--- To do ---
How many lines of the data include the string "desc"? State that number alone.

--- Source data ---

- - - - -

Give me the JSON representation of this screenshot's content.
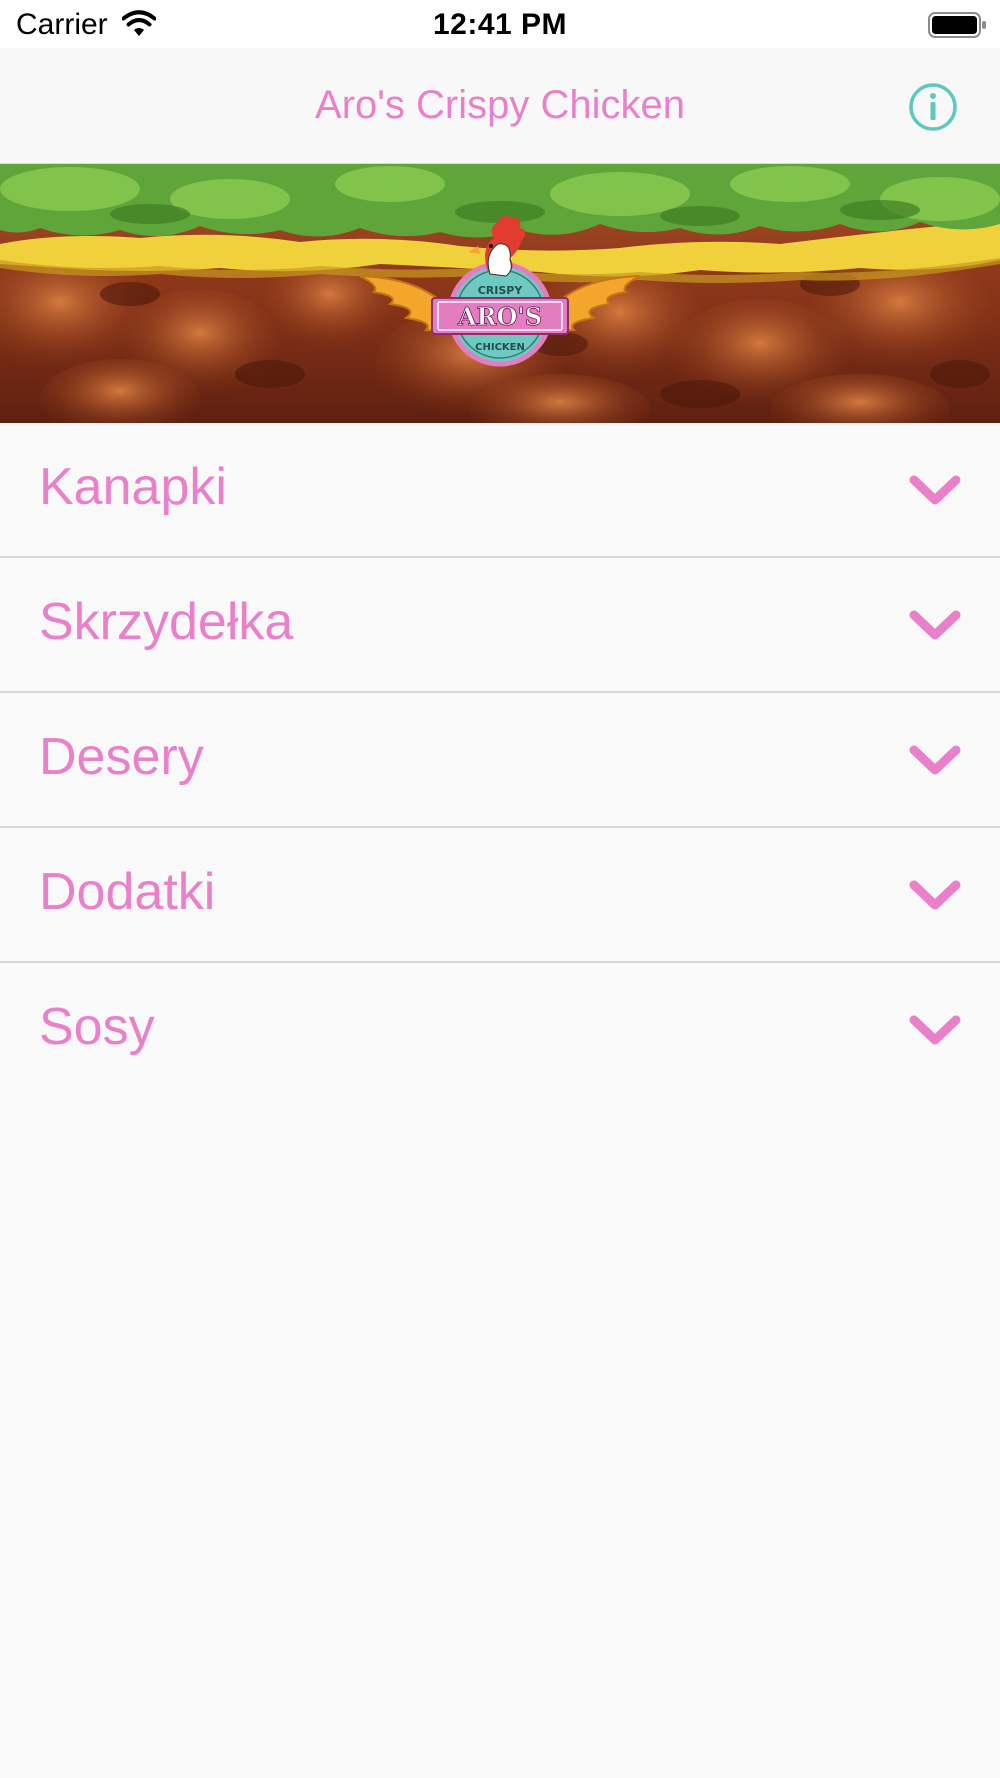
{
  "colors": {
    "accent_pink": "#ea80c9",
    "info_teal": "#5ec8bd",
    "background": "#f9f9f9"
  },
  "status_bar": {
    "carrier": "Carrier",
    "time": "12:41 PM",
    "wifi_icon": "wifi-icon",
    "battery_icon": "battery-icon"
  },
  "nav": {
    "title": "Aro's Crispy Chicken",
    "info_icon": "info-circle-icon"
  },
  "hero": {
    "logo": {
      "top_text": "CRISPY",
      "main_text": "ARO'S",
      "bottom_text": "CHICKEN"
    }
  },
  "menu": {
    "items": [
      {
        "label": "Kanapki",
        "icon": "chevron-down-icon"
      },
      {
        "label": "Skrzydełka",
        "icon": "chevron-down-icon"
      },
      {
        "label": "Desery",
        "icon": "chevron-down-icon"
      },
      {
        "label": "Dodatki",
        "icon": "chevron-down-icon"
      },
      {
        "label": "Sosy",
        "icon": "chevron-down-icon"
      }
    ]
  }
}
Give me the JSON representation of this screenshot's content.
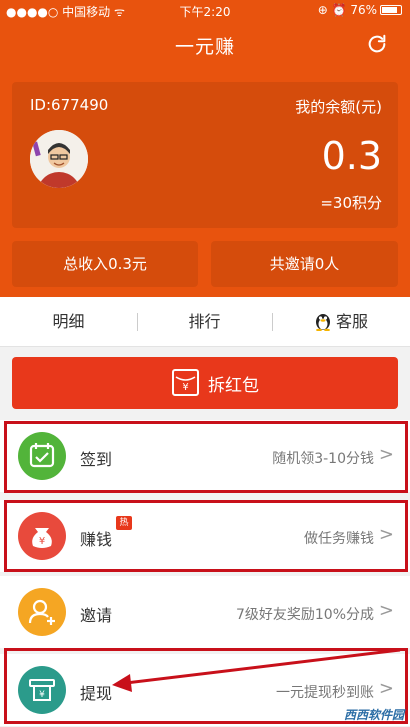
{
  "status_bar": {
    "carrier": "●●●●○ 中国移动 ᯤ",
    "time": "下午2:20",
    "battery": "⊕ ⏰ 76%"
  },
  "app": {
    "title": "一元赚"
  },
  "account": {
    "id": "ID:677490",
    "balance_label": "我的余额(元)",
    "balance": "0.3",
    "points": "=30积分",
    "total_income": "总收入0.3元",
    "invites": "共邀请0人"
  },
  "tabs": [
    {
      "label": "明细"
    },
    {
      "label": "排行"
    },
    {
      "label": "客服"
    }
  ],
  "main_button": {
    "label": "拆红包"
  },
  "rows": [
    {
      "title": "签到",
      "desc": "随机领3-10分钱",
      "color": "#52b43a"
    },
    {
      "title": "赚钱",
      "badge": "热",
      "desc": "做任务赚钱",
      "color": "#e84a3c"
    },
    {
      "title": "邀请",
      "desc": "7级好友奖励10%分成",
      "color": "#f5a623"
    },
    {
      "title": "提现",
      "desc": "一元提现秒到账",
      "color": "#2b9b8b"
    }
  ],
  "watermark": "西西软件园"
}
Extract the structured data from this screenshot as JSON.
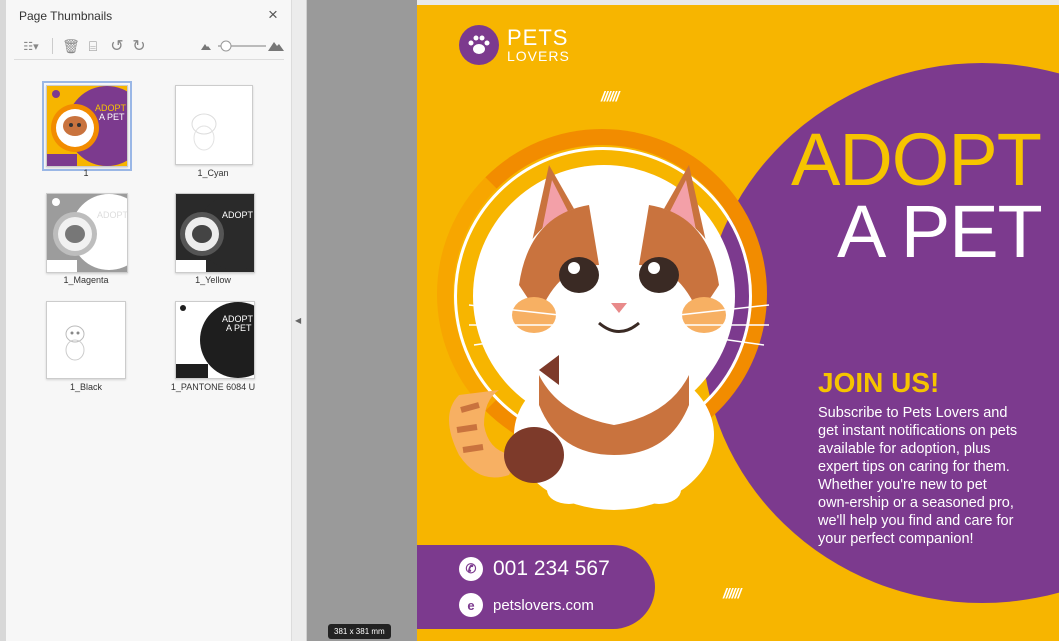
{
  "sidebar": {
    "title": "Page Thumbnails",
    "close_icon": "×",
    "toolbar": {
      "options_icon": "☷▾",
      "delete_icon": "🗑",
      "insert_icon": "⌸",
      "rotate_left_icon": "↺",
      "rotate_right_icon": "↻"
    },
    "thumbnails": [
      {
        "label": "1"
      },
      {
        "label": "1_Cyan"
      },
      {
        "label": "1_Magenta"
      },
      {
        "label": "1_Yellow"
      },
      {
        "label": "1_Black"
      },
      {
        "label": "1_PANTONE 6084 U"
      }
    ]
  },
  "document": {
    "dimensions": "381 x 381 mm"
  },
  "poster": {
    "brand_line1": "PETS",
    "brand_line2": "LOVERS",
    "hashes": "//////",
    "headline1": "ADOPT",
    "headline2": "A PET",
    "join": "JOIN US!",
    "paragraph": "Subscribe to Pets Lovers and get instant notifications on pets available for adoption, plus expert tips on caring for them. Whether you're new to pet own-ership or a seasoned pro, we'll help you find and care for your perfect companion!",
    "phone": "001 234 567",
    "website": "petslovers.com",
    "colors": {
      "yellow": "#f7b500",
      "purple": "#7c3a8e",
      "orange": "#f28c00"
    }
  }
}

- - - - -

--- Result for this task ---
4